As the road curved closer to the farm, they passed its wrought iron gates. Far down the drive, Rosalyn thought she could see a fountain bubbling in front of the main house and a person with a stick playing with a dog. Even from this far away, she could tell he was at least six feet tall, but the energy and playfulness with which he moved was that of a child, not an adult.
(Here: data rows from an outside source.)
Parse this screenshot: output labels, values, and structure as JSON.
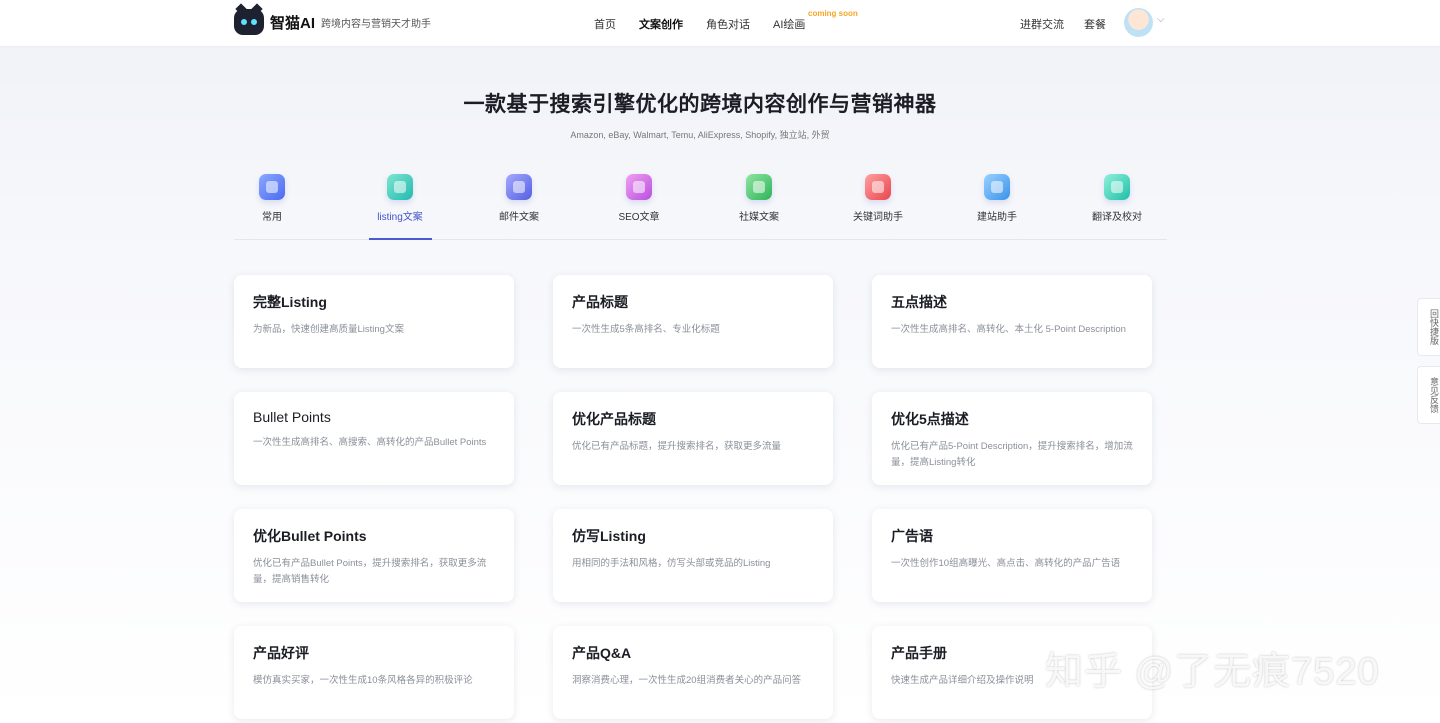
{
  "header": {
    "logo_name": "智猫AI",
    "slogan": "跨境内容与营销天才助手",
    "nav": [
      "首页",
      "文案创作",
      "角色对话",
      "AI绘画"
    ],
    "badge": "coming soon",
    "right_links": [
      "进群交流",
      "套餐"
    ]
  },
  "hero": {
    "title": "一款基于搜索引擎优化的跨境内容创作与营销神器",
    "subtitle": "Amazon, eBay, Walmart, Temu, AliExpress, Shopify, 独立站, 外贸"
  },
  "categories": [
    {
      "label": "常用",
      "color": "#5b7cf5"
    },
    {
      "label": "listing文案",
      "color": "#34c7b9"
    },
    {
      "label": "邮件文案",
      "color": "#6a74e6"
    },
    {
      "label": "SEO文章",
      "color": "#d066e0"
    },
    {
      "label": "社媒文案",
      "color": "#3fbf6a"
    },
    {
      "label": "关键词助手",
      "color": "#f0585c"
    },
    {
      "label": "建站助手",
      "color": "#4aa6f0"
    },
    {
      "label": "翻译及校对",
      "color": "#2fcfb8"
    }
  ],
  "cards": [
    {
      "title": "完整Listing",
      "desc": "为新品，快速创建高质量Listing文案"
    },
    {
      "title": "产品标题",
      "desc": "一次性生成5条高排名、专业化标题"
    },
    {
      "title": "五点描述",
      "desc": "一次性生成高排名、高转化、本土化 5-Point Description"
    },
    {
      "title": "Bullet Points",
      "desc": "一次性生成高排名、高搜索、高转化的产品Bullet Points"
    },
    {
      "title": "优化产品标题",
      "desc": "优化已有产品标题，提升搜索排名，获取更多流量"
    },
    {
      "title": "优化5点描述",
      "desc": "优化已有产品5-Point Description，提升搜索排名，增加流量，提高Listing转化"
    },
    {
      "title": "优化Bullet Points",
      "desc": "优化已有产品Bullet Points，提升搜索排名，获取更多流量，提高销售转化"
    },
    {
      "title": "仿写Listing",
      "desc": "用相同的手法和风格，仿写头部或竞品的Listing"
    },
    {
      "title": "广告语",
      "desc": "一次性创作10组高曝光、高点击、高转化的产品广告语"
    },
    {
      "title": "产品好评",
      "desc": "模仿真实买家，一次性生成10条风格各异的积极评论"
    },
    {
      "title": "产品Q&A",
      "desc": "洞察消费心理，一次性生成20组消费者关心的产品问答"
    },
    {
      "title": "产品手册",
      "desc": "快速生成产品详细介绍及操作说明"
    }
  ],
  "side": {
    "back_old": "回快捷版",
    "feedback": "意见反馈"
  },
  "watermark": "知乎 @了无痕7520"
}
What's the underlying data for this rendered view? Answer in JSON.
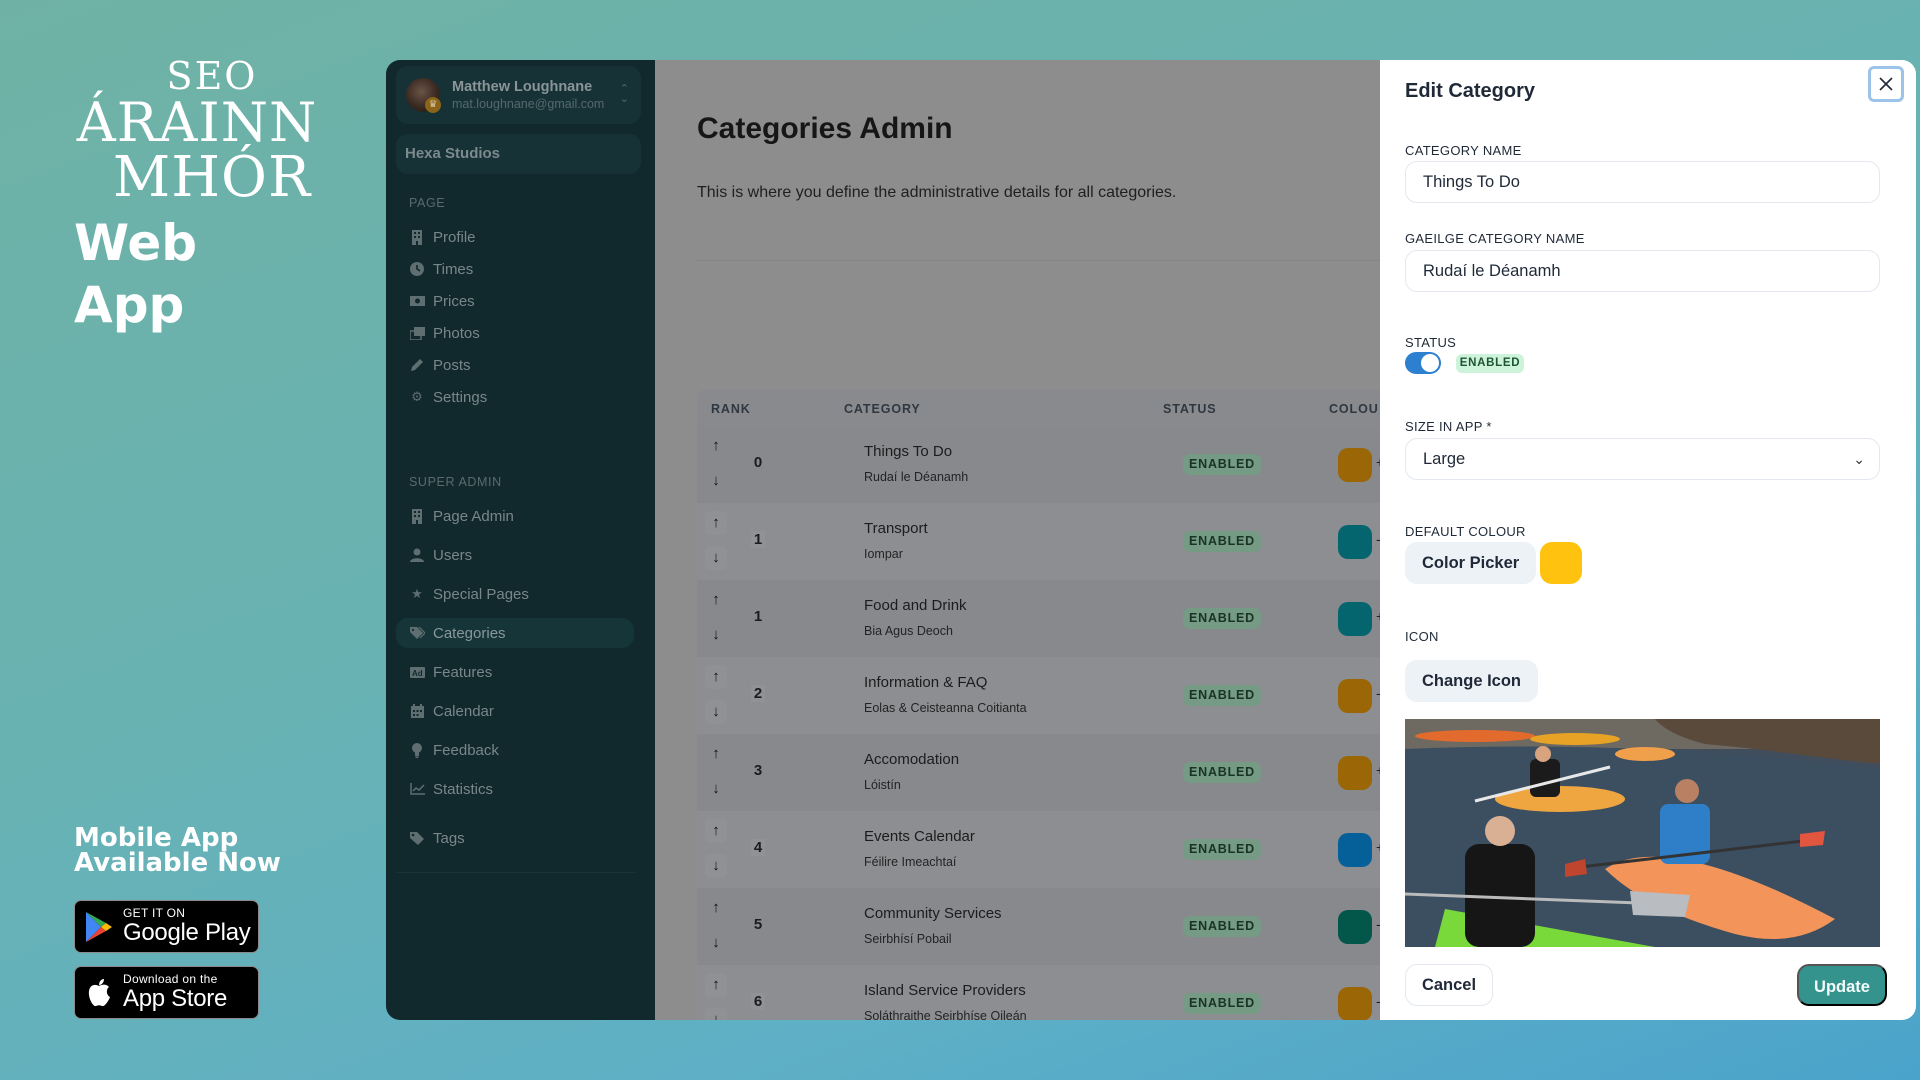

At the crest of the hill, Gaétane turned around so Rosalyn was facing the direction they were headed and told her to have a look because the town was now in sight. There it was, stretching out below, its bridges criss-crossing what appeared to be a wide river at regular intervals. The red and brown roofs of the houses contrasted sharply with a cream-coloured stone structure separated from the town by a stretch of woods. “What’s that white building?” she asked as Gaétane walked on.
“That’s the castle.”
“Where the king and queen live?”
“When they’re in town. They have a few other residences, too.”
“Are they there now?”
“Of course. Tomorrow is the Renewal of the Search.”
“Will you be going?”
Gaétane laughed bitterly. “Not I. We’ve been cut off from our former friends and relations.”
“But why? You didn’t have anything to do with it, did you?”
“There was a mad rumour that my brother was somehow involved, yes.”
“But he wasn’t?”
“I can’t believe he would be capable of such cruelty. If anyone could have pulled off such a stunt, it would be our cousin, Edward, Marquis of Scalamandre. He’d get away with it and shift the blame onto someone else, just as he always did.”
“Marcella told me about him.”
“We don’t always agree, old Marcella and I, but on that point we do: once a scoundrel, always a scoundrel.”
“So you think he’s behind it?”
“I wouldn’t put it past him, that’s all.”
“Doesn’t anyone else suspect him? I mean, hasn’t anyone else noticed he’s cruel?”
“You would think. But when you can charm people with a gentleman’s manners and fine words and host such lavish parties that everyone wants to be your friend, there are few who would believe any wrong of you. And when you’ve got others to do your dirty work for you… Besides, he has wormed his way into the king and queen’s good graces, passing off any misdemeanours as the follies of youth, and portraying himself as a respectable gentleman.”